**PROMPT**
Below are some records. Say how many of their lines include the string "middle", giving only the number.

**Interface dataset entries**
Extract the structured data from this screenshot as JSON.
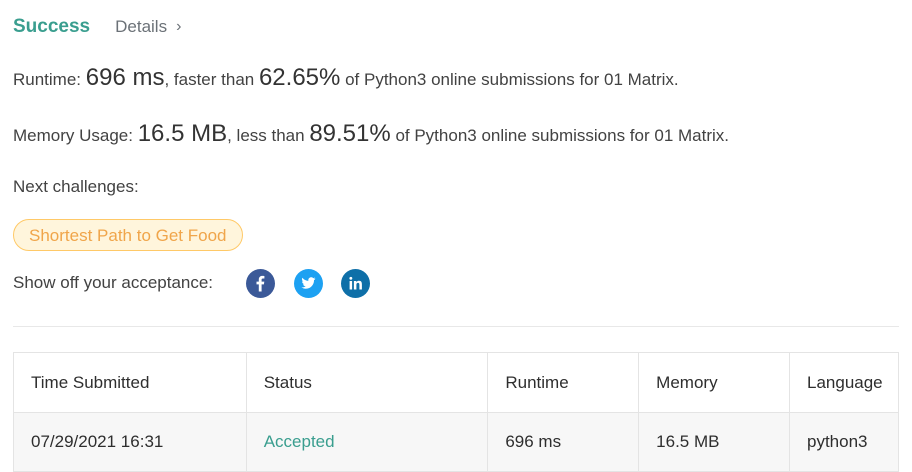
{
  "header": {
    "status": "Success",
    "details_label": "Details",
    "details_chevron": "›"
  },
  "runtime_line": {
    "label": "Runtime: ",
    "value": "696 ms",
    "middle": ", faster than ",
    "percent": "62.65%",
    "suffix": " of Python3 online submissions for 01 Matrix."
  },
  "memory_line": {
    "label": "Memory Usage: ",
    "value": "16.5 MB",
    "middle": ", less than ",
    "percent": "89.51%",
    "suffix": " of Python3 online submissions for 01 Matrix."
  },
  "next": {
    "label": "Next challenges:",
    "challenges": [
      "Shortest Path to Get Food"
    ]
  },
  "share": {
    "label": "Show off your acceptance:",
    "icons": [
      "facebook-icon",
      "twitter-icon",
      "linkedin-icon"
    ]
  },
  "table": {
    "headers": [
      "Time Submitted",
      "Status",
      "Runtime",
      "Memory",
      "Language"
    ],
    "rows": [
      {
        "time": "07/29/2021 16:31",
        "status": "Accepted",
        "runtime": "696 ms",
        "memory": "16.5 MB",
        "language": "python3"
      }
    ]
  },
  "colors": {
    "success": "#3a9e8f",
    "challenge_text": "#f0a54a",
    "challenge_bg": "#fff5dc",
    "facebook": "#3b5998",
    "twitter": "#1da1f2",
    "linkedin": "#0e6fa8"
  }
}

**RESULT OF THIS TASK**
2